== PROVIDED DATA ==
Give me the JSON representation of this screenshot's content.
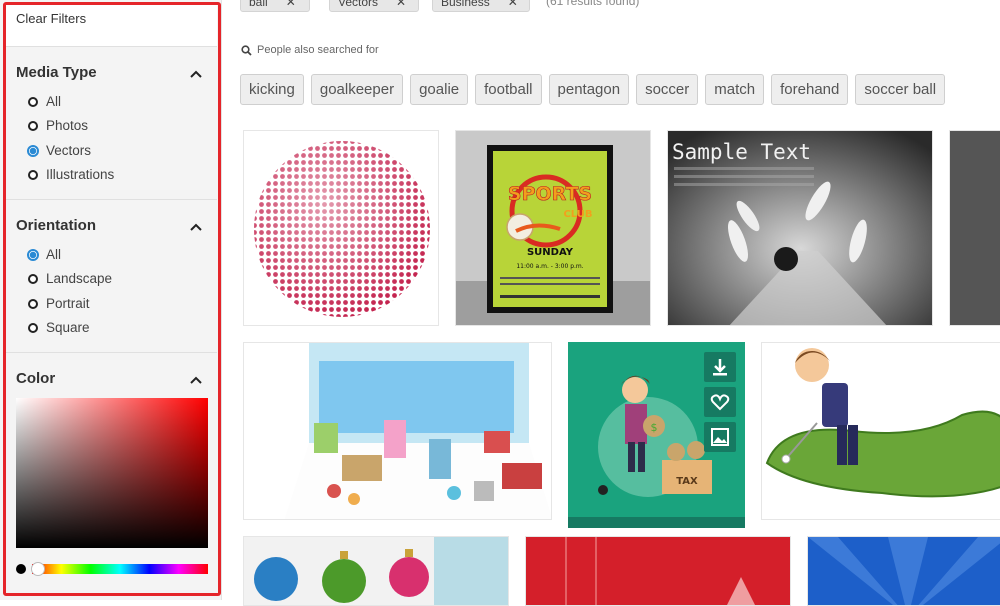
{
  "sidebar": {
    "clear_filters": "Clear Filters",
    "media_type": {
      "title": "Media Type",
      "options": [
        "All",
        "Photos",
        "Vectors",
        "Illustrations"
      ],
      "selected": "Vectors"
    },
    "orientation": {
      "title": "Orientation",
      "options": [
        "All",
        "Landscape",
        "Portrait",
        "Square"
      ],
      "selected": "All"
    },
    "color": {
      "title": "Color",
      "picker_base": "#ff0000"
    }
  },
  "active_filters": [
    "ball",
    "Vectors",
    "Business"
  ],
  "results_found": "(61 results found)",
  "people_also": {
    "label": "People also searched for",
    "tags": [
      "kicking",
      "goalkeeper",
      "goalie",
      "football",
      "pentagon",
      "soccer",
      "match",
      "forehand",
      "soccer ball"
    ]
  },
  "thumbs": {
    "sports_poster": {
      "title": "SPORTS",
      "subtitle": "CLUB",
      "day": "SUNDAY",
      "time": "11:00 a.m. - 3:00 p.m."
    },
    "bowling": {
      "title": "Sample Text"
    },
    "money": {
      "tax": "TAX"
    }
  },
  "colors": {
    "accent": "#2a8ad4",
    "highlight": "#e5252a",
    "teal": "#1aa37e"
  }
}
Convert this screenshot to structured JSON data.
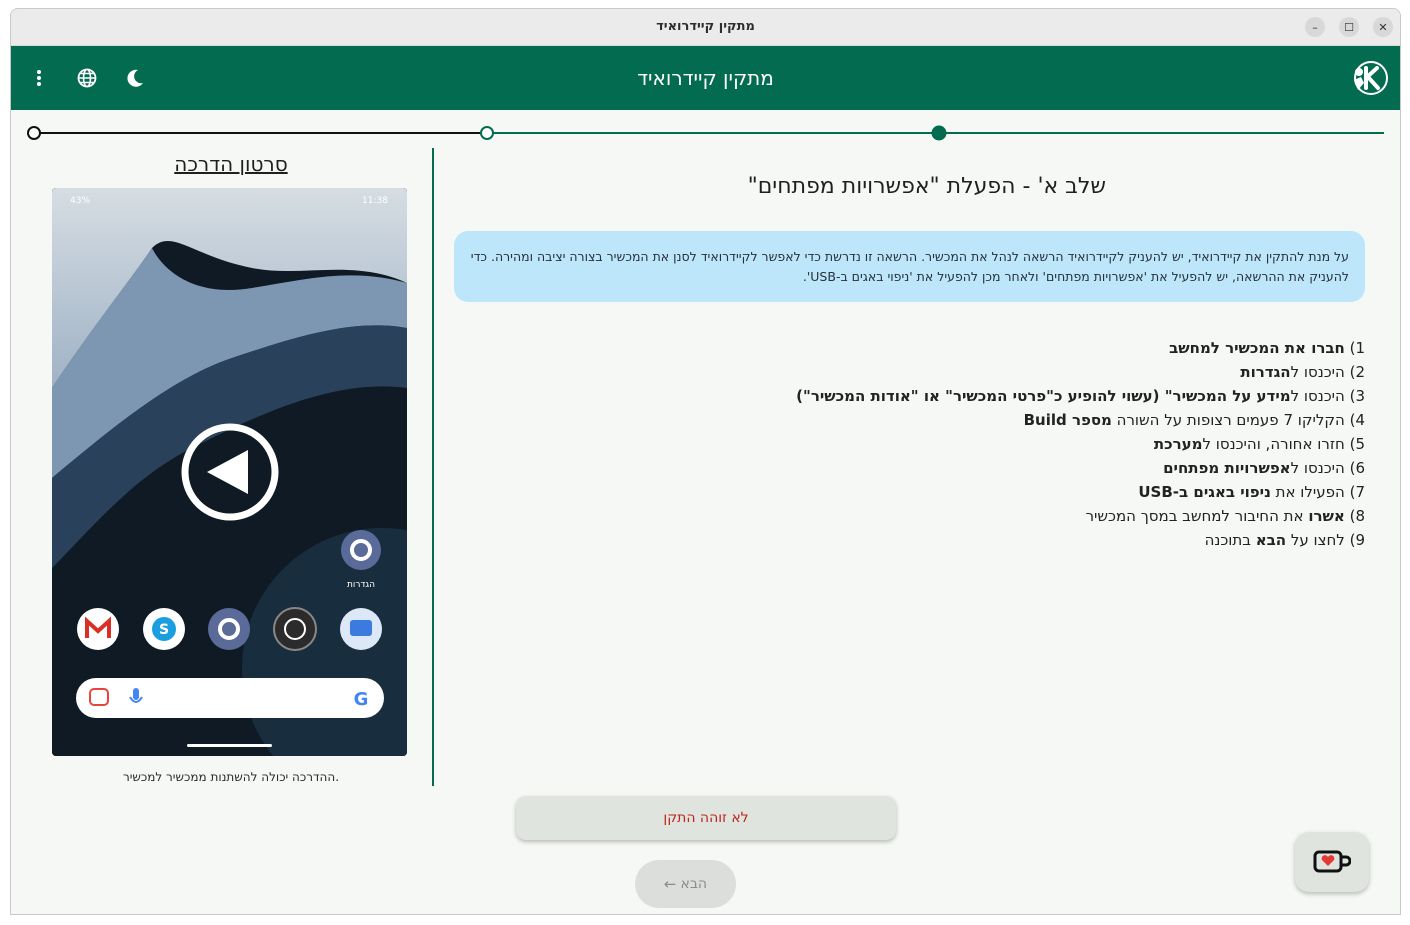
{
  "window": {
    "title": "מתקין קיידרואיד",
    "minimize_glyph": "–",
    "maximize_glyph": "☐",
    "close_glyph": "✕"
  },
  "appbar": {
    "title": "מתקין קיידרואיד",
    "icons": [
      "more-vert-icon",
      "globe-icon",
      "moon-icon",
      "kidroid-logo"
    ]
  },
  "stepper": {
    "total_steps": 3,
    "current_step": 3
  },
  "video": {
    "title": "סרטון הדרכה",
    "caption": "ההדרכה יכולה להשתנות ממכשיר למכשיר.",
    "phone_status": {
      "battery": "43%",
      "time": "11:38"
    },
    "settings_app_label": "הגדרות"
  },
  "step": {
    "heading": "שלב א' - הפעלת \"אפשרויות מפתחים\"",
    "info": "על מנת להתקין את קיידרואיד, יש להעניק לקיידרואיד הרשאה לנהל את המכשיר. הרשאה זו נדרשת כדי לאפשר לקיידרואיד לסנן את המכשיר בצורה יציבה ומהירה. כדי להעניק את ההרשאה, יש להפעיל את 'אפשרויות מפתחים' ולאחר מכן להפעיל את 'ניפוי באגים ב-USB'.",
    "items": [
      {
        "num": "1)",
        "pre": "",
        "bold": "חברו את המכשיר למחשב",
        "post": ""
      },
      {
        "num": "2)",
        "pre": "היכנסו ל",
        "bold": "הגדרות",
        "post": ""
      },
      {
        "num": "3)",
        "pre": "היכנסו ל",
        "bold": "מידע על המכשיר\" (עשוי להופיע כ\"פרטי המכשיר\" או \"אודות המכשיר\")",
        "post": ""
      },
      {
        "num": "4)",
        "pre": "הקליקו 7 פעמים רצופות על השורה ",
        "bold": "מספר Build",
        "post": ""
      },
      {
        "num": "5)",
        "pre": "חזרו אחורה, והיכנסו ל",
        "bold": "מערכת",
        "post": ""
      },
      {
        "num": "6)",
        "pre": "היכנסו ל",
        "bold": "אפשרויות מפתחים",
        "post": ""
      },
      {
        "num": "7)",
        "pre": "הפעילו את ",
        "bold": "ניפוי באגים ב-USB",
        "post": ""
      },
      {
        "num": "8)",
        "pre": "",
        "bold": "אשרו",
        "post": " את החיבור למחשב במסך המכשיר"
      },
      {
        "num": "9)",
        "pre": "לחצו על ",
        "bold": "הבא",
        "post": " בתוכנה"
      }
    ]
  },
  "buttons": {
    "not_found": "לא זוהה התקן",
    "next": "הבא",
    "next_arrow": "←"
  },
  "colors": {
    "brand": "#036b4f",
    "info_bg": "#bde6fb",
    "error_text": "#c0251c"
  }
}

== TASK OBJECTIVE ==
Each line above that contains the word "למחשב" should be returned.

== THE COMPLETED TASK ==
        "bold": "חברו את המכשיר למחשב",
        "post": " את החיבור למחשב במסך המכשיר"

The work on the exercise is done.